Los Angeles (18-15) cranked up some offense at times, finishing with eight hits -- led by three from Carl Crawford and two more from Matt Kemp. The problem was that the Dodgers couldn't come up with key hits to bring in runs, ending up 0-for-6 with runners in scoring position, stranding six and losing a second consecutive game.
"We had chances, we just didn't do anything," Dodgers manager Don Mattingly said. "We didn't really get anybody on enough and do enough to win the game. It's as simple as that, really."
The Dodgers went down in order only twice -- in the fifth and again in the ninth. They also had runners in scoring position in three innings, but they just couldn't drive in a run.
The long rain delay also cost them in a few ways. Starter Zack Greinke (5-1) took the loss but could pitch only three innings -- the Nationals (18-14) also couldn't bring back starter Jordan Zimmermann after just four innings -- so Mattingly and Washington manager Matt Williams each had to go to their bullpens to finish the game.
"It's the same both ways," Mattingly said. "Welcome to the East Coast, really. You do this 10-15 times a year out here. It's what you do. You have delays. It's the same on both clubs."
Greinke said he stayed loose during the delay, but after about an hour, that was it. He gave up two runs on five hits, with both runs coming on Anthony Rendon's first-inning homer.
This game ended an impressive streak for Greinke, who had gone at least five innings and allowed two or fewer runs in 18 straight regular-season starts.
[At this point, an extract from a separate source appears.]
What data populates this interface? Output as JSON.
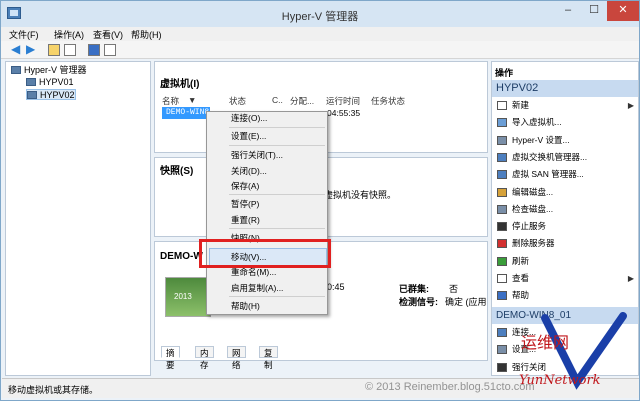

This was the longest streak of its kind in the Major Leagues since 1914.
But the weather problems robbed Greinke of a chance to extend that streak. The umpires stopped the game at 8:26 p.m. ET before the start of the bottom of the fourth. They waited out the rain and began the game again at 11:43 p.m.
"A lot of pretty good pitches that they were smoking early," Grienke said. "[Overall], I thought I pitched pretty good, wasn't perfect, but started to make adjustments [and was] starting to feel better as the game went on. Then, it started raining."
After the rain, the Washington bullpen took care of business. Aaron Barrett, Jerry Blevins, Drew Storen, Tyler Clippard and Rafael Soriano each shut out the Dodgers for one inning. Barrett (2-0) -- who knew Mattingly and his sons while growing up -- got the win after pitching a perfect fifth inning.
"That is how you plan it," Williams said. "[But] it doesn't always go according to plan."
This time it did, on a night the Dodgers fell behind early and never could catch up. In the first inning, Denard Span led off by slicing a low Greinke pitch down the left-field line for a double. Rendon followed with a two-run homer to left-center.
Greinke needed 26 pitches to get through that first inning but settled down after that. He gave up a single in the second that didn't cause any harm but gave up a single and a walk in the third that gave Washington runners on first and second with one out.
After that, Greinke then got Ian Desmond to hit a grounder back to the box, and the pitcher started a 1-4-3 double play that ended the inning. The rains picked up soon after, and the umpires stopped the game and ended Greinke's night.
Brandon League came on after the delay to throw two shutout innings before Chris Withrow did the same thing in the sixth. Brian Wilson entered in the seventh and gave up two hits and a walk but escaped a bases-loaded jam with two outs by striking out Adam LaRoche.
Pedro Baez, the team's 10th-ranked prospect who was called up earlier in the day from Double-A Chattanooga, made his Major League debut in the eighth and struck out two but allowed a two-run homer to Danny Espinosa that gave the Nationals a 4-0 lead.
There were just a handful of fans left by then -- including a large group cheering for the Dodgers behind their third-base dugout -- but the game went on, ending at 1:21 a.m., more than six hours after it began with 25,447 in attendance.
"It is like a back-field Spring Training game," Espinosa said. "You have to stay locked in and focused [despite the small crowd]."